▸ **AVAILABLE DATA**
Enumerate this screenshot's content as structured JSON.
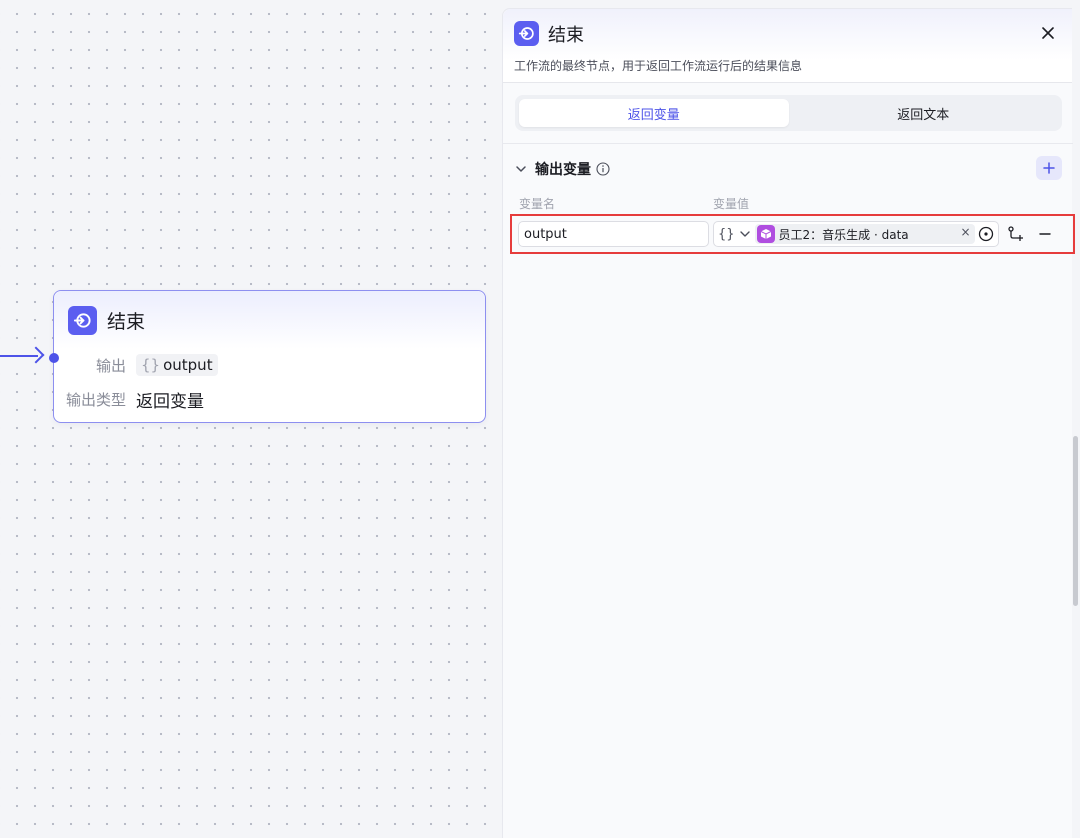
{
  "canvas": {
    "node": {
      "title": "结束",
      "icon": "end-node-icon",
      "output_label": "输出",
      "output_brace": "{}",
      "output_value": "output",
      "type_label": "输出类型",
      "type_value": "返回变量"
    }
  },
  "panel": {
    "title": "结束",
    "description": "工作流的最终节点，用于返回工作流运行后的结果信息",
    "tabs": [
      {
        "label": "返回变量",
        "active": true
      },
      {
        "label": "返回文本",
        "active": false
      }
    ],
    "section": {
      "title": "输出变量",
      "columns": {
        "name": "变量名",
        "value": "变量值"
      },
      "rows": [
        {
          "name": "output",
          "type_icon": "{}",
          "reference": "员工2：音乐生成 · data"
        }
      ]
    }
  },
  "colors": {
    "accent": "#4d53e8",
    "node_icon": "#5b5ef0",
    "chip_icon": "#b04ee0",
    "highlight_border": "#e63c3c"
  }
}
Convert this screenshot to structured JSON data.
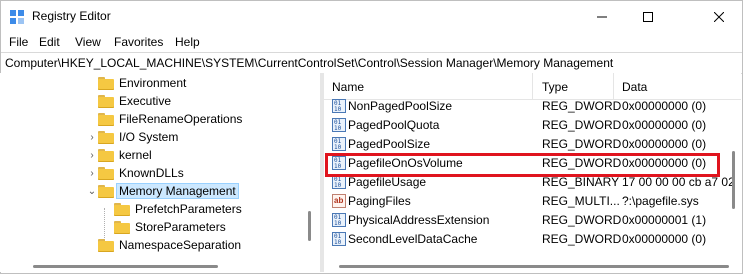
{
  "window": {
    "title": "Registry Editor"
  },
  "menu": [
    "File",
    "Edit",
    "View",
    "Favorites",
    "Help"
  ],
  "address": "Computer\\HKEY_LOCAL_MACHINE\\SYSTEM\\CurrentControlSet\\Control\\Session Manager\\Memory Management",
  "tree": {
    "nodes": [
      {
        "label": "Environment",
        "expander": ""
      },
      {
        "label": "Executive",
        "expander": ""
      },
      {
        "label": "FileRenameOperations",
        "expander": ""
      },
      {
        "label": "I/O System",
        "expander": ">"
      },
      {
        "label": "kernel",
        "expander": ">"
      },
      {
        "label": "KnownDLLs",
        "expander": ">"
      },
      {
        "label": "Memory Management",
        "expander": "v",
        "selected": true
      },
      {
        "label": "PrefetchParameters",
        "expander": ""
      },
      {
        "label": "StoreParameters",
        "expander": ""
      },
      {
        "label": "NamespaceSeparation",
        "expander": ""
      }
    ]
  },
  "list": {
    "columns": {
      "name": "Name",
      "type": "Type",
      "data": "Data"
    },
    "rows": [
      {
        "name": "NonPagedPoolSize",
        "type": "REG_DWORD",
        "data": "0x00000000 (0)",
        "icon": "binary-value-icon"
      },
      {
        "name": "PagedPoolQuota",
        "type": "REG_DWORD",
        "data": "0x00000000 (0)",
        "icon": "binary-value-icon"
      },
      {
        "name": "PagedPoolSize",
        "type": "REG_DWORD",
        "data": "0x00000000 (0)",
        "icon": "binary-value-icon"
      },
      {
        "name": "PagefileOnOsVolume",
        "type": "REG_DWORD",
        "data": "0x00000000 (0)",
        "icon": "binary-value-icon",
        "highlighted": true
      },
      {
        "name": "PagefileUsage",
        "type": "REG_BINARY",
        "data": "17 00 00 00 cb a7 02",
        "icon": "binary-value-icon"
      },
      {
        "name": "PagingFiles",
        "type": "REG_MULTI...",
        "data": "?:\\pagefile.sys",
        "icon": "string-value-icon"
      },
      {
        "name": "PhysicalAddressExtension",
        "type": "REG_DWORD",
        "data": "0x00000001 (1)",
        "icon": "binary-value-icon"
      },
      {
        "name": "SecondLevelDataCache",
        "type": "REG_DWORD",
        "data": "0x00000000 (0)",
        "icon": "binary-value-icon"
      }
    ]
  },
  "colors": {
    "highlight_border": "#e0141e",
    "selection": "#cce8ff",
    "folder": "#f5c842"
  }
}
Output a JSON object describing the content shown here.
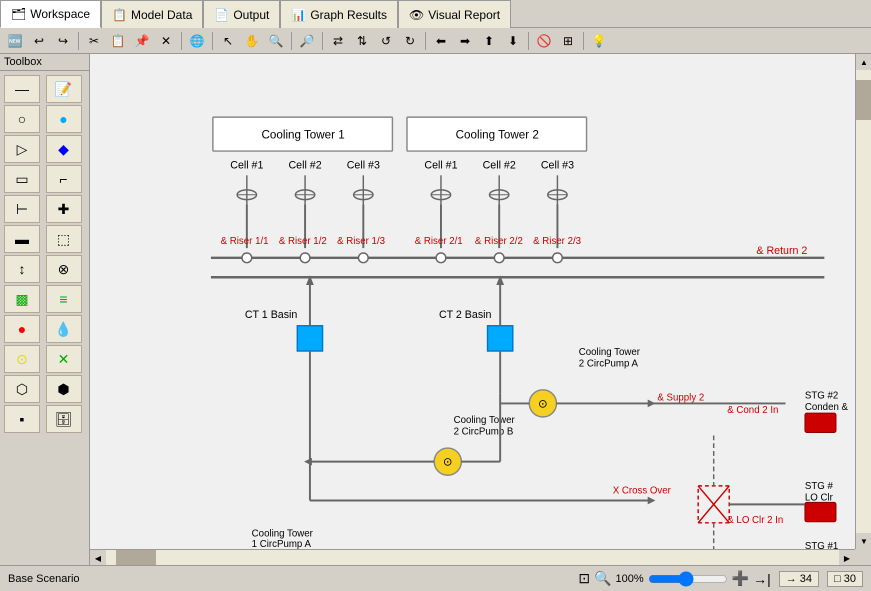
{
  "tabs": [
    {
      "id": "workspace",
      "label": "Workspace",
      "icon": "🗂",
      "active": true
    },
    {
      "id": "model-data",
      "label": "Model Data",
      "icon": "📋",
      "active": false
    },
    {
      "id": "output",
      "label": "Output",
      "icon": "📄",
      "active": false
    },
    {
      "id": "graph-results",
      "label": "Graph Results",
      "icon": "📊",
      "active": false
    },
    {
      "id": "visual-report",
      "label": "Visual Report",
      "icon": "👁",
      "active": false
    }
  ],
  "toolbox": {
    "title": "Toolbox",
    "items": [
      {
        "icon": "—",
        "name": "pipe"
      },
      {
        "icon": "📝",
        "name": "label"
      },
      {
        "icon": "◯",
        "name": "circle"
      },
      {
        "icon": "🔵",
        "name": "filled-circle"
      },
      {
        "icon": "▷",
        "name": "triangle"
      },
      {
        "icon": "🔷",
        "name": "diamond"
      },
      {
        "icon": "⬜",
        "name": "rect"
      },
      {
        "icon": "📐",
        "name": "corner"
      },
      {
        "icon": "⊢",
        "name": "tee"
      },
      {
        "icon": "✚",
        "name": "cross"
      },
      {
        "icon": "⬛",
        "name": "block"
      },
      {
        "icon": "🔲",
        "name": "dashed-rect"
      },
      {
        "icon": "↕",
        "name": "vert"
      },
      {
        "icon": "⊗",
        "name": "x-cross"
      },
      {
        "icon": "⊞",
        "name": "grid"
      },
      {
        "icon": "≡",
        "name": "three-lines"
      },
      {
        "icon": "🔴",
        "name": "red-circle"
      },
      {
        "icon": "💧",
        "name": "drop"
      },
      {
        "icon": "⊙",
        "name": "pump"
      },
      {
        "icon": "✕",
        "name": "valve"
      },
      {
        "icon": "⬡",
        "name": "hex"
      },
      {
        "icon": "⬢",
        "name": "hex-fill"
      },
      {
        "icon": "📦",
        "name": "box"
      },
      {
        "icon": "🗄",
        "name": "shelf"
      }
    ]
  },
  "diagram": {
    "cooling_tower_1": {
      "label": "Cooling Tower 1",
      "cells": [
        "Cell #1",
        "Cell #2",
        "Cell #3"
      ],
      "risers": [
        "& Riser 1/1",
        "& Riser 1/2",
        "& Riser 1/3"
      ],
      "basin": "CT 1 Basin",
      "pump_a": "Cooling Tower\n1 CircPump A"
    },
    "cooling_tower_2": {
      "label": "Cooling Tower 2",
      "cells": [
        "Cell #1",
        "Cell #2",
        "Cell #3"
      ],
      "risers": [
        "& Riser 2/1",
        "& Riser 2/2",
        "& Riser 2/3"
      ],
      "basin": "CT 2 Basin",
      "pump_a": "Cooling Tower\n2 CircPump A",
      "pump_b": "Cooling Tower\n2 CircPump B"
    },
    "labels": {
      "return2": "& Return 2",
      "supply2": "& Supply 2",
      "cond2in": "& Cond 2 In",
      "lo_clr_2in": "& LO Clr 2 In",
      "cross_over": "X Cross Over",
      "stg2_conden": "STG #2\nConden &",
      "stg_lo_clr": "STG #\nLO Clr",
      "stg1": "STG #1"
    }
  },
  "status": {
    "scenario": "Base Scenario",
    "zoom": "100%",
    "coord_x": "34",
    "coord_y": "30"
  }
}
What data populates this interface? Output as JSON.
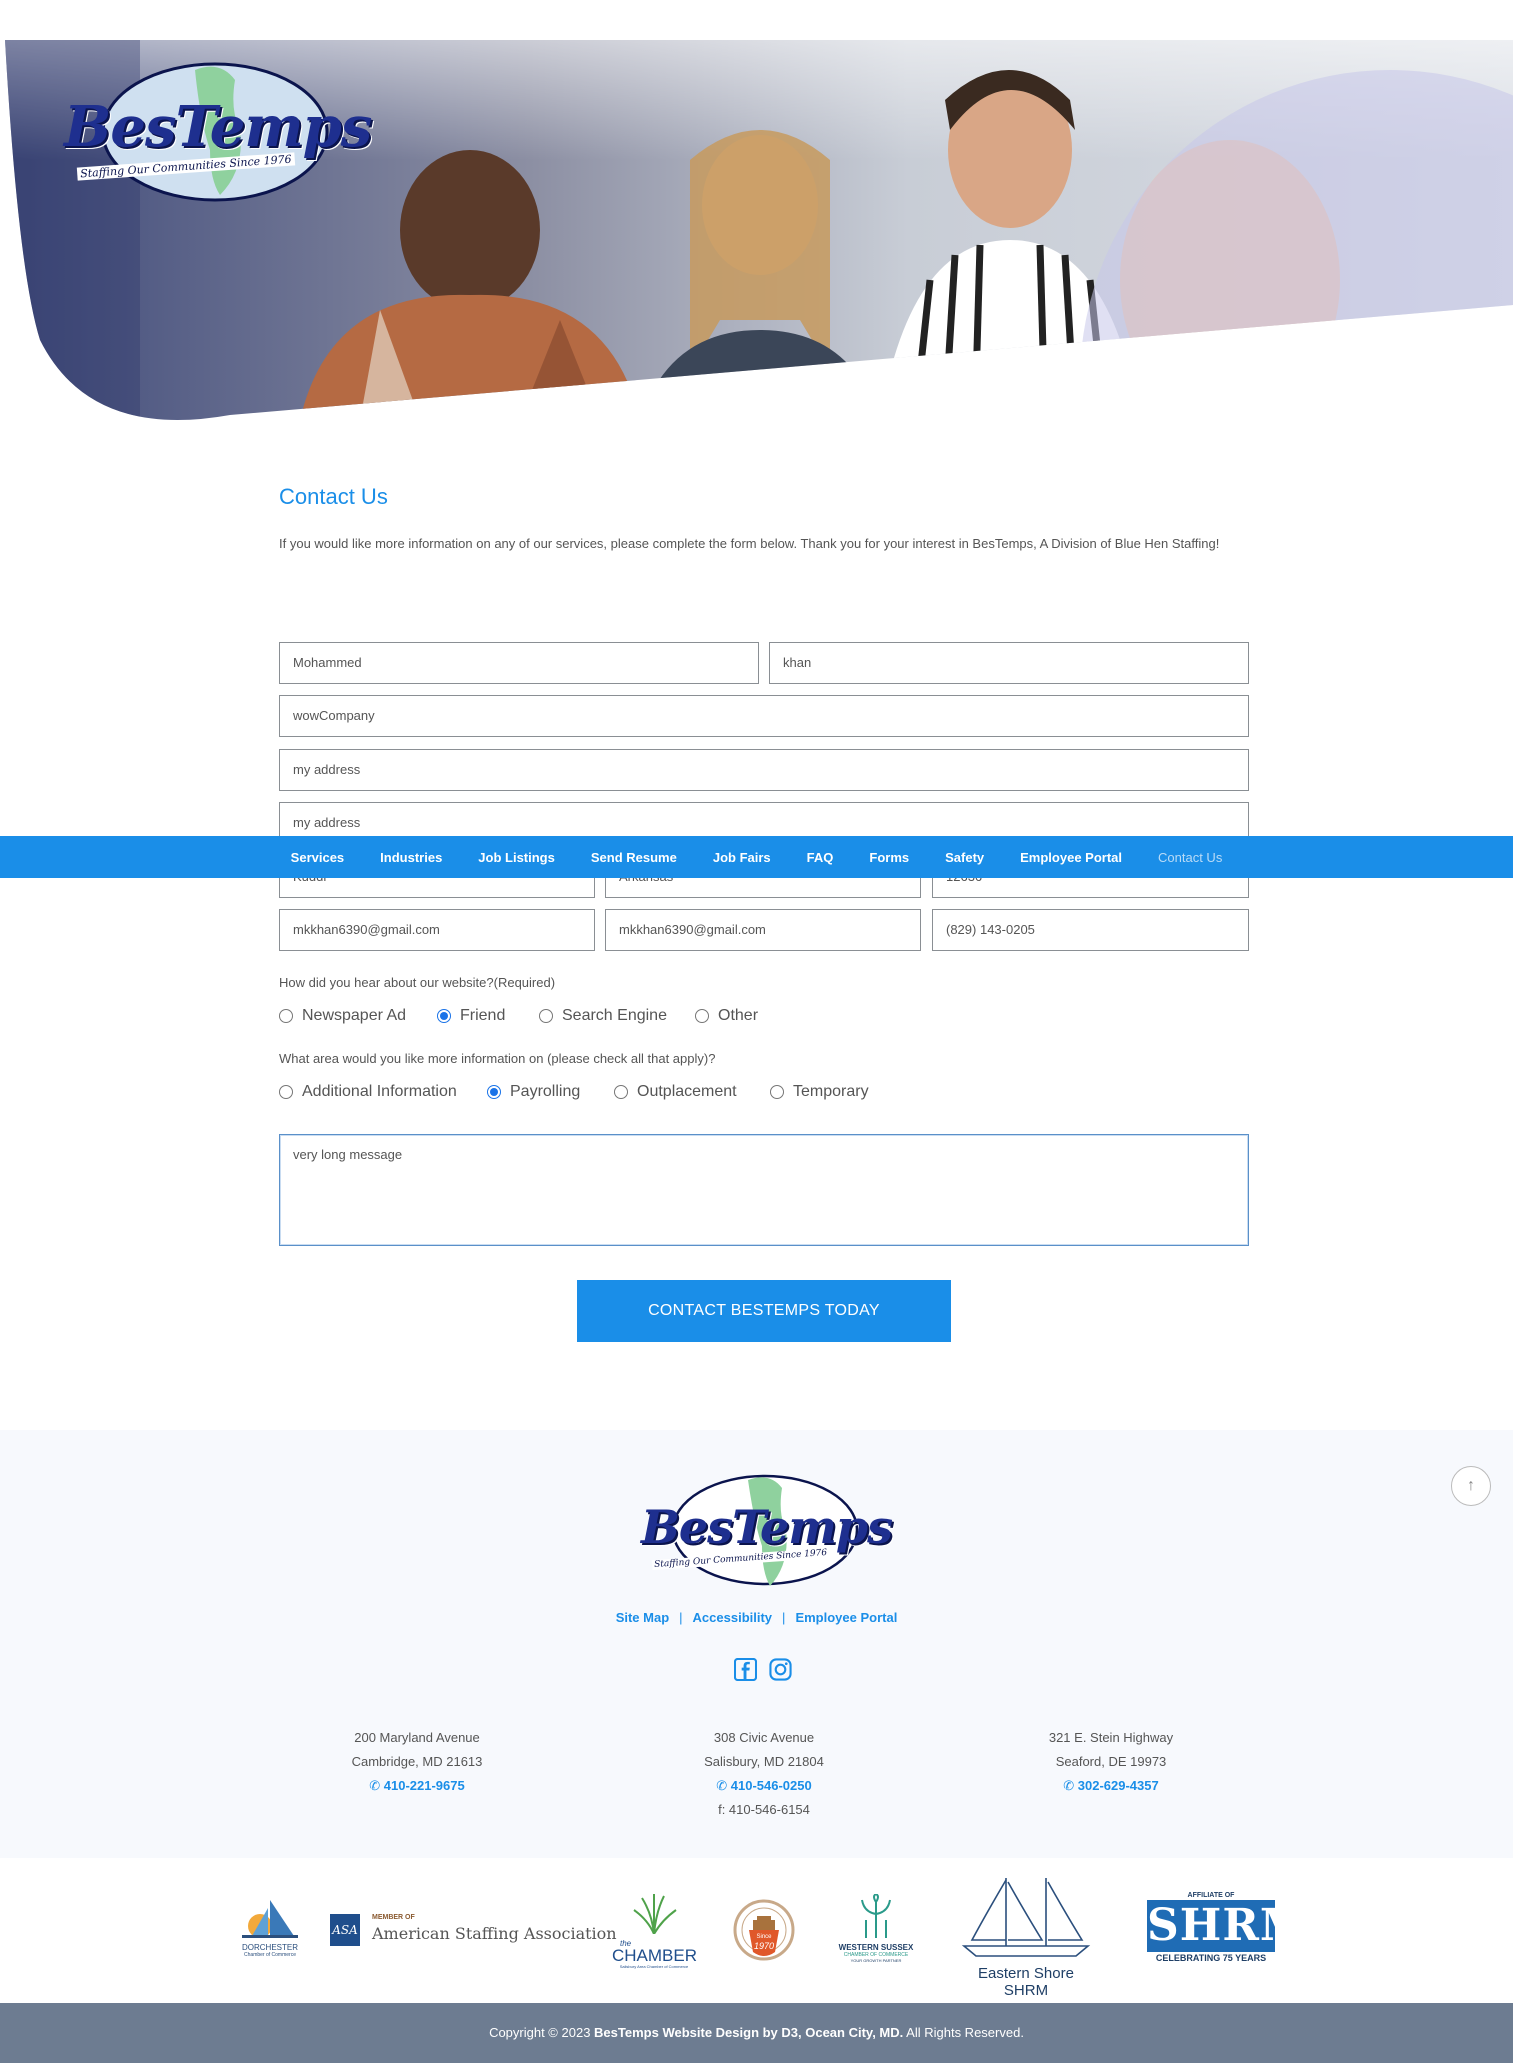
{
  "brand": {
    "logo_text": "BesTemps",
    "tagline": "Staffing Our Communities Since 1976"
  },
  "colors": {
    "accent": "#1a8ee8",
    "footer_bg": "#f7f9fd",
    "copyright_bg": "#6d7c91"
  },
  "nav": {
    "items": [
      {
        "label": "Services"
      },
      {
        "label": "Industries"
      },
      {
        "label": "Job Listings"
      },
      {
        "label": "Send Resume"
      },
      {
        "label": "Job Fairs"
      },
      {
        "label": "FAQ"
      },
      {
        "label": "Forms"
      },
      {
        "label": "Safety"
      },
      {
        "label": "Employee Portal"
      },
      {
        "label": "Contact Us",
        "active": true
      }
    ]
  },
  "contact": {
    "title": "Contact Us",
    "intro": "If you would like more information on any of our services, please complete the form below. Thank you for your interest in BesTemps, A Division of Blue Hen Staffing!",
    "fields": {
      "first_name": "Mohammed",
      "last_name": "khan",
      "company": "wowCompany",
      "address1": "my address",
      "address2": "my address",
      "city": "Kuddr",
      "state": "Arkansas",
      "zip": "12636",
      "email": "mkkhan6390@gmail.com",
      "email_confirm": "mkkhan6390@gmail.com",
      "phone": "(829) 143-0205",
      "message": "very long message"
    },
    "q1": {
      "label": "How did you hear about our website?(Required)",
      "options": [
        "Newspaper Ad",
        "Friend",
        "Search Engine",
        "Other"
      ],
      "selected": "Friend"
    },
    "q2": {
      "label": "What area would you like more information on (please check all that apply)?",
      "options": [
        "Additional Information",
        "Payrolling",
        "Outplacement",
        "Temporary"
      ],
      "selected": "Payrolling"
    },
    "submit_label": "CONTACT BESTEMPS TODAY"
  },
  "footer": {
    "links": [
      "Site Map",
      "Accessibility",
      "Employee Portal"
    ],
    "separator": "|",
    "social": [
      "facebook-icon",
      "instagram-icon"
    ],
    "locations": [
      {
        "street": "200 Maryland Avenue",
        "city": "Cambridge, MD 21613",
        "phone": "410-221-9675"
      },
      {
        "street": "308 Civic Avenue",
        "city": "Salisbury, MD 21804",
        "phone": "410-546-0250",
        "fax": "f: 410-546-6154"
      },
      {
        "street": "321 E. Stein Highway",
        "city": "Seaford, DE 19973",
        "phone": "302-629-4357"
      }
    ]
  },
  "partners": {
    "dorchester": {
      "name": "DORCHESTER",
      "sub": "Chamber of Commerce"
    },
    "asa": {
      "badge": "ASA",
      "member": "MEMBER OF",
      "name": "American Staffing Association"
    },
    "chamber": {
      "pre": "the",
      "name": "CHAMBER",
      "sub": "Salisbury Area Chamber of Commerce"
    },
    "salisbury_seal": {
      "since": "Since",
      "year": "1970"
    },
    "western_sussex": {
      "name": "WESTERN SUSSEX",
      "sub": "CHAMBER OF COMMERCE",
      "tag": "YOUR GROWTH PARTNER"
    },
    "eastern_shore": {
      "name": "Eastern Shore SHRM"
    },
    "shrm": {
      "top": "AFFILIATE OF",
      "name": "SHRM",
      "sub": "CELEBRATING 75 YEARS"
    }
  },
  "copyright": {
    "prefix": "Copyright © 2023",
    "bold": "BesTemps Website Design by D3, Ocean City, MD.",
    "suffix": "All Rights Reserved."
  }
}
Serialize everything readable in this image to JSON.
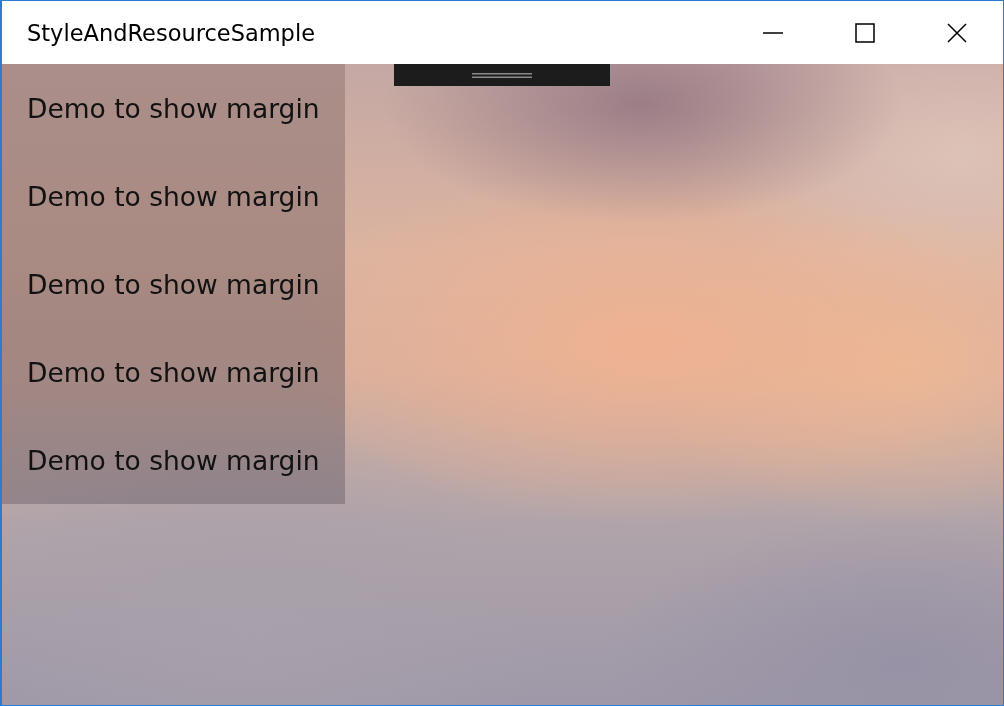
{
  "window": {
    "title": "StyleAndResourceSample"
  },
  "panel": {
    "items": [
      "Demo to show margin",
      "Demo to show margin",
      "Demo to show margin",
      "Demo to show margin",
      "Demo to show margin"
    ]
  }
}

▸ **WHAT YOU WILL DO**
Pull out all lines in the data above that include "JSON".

▸ **RESULT OF THE TASK**
Enumerate this screenshot's content as structured JSON.
Convert this screenshot to structured JSON data.
Output a JSON object describing the content shown here.
What data populates this interface? Output as JSON.
Serialize everything readable in this image to JSON.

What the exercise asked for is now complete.